**Exercise requirements:** Reproduce the records below exactly as given.

Records contained in a dataset
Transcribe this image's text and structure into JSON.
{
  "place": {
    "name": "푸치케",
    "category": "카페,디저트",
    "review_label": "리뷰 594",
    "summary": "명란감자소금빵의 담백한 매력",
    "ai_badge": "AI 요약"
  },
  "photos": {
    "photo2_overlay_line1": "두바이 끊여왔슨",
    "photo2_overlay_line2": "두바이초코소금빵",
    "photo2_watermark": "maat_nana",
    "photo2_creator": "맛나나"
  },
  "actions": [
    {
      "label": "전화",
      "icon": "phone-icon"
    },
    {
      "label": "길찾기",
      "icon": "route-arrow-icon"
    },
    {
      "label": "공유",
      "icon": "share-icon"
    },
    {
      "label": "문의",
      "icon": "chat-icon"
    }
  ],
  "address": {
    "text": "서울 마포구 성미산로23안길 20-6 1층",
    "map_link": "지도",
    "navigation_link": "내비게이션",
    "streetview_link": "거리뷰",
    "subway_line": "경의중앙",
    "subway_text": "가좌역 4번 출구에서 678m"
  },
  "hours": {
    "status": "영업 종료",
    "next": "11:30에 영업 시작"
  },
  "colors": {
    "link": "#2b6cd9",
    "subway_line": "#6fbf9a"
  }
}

**Exercise result:**
Transcribe this image's text and structure into JSON.
{
  "place": {
    "name": "푸치케",
    "category": "카페,디저트",
    "review_label": "리뷰 594",
    "summary": "명란감자소금빵의 담백한 매력",
    "ai_badge": "AI 요약"
  },
  "photos": {
    "photo2_overlay_line1": "두바이 끊여왔슨",
    "photo2_overlay_line2": "두바이초코소금빵",
    "photo2_watermark": "maat_nana",
    "photo2_creator": "맛나나"
  },
  "actions": [
    {
      "label": "전화",
      "icon": "phone-icon"
    },
    {
      "label": "길찾기",
      "icon": "route-arrow-icon"
    },
    {
      "label": "공유",
      "icon": "share-icon"
    },
    {
      "label": "문의",
      "icon": "chat-icon"
    }
  ],
  "address": {
    "text": "서울 마포구 성미산로23안길 20-6 1층",
    "map_link": "지도",
    "navigation_link": "내비게이션",
    "streetview_link": "거리뷰",
    "subway_line": "경의중앙",
    "subway_text": "가좌역 4번 출구에서 678m"
  },
  "hours": {
    "status": "영업 종료",
    "next": "11:30에 영업 시작"
  },
  "colors": {
    "link": "#2b6cd9",
    "subway_line": "#6fbf9a"
  }
}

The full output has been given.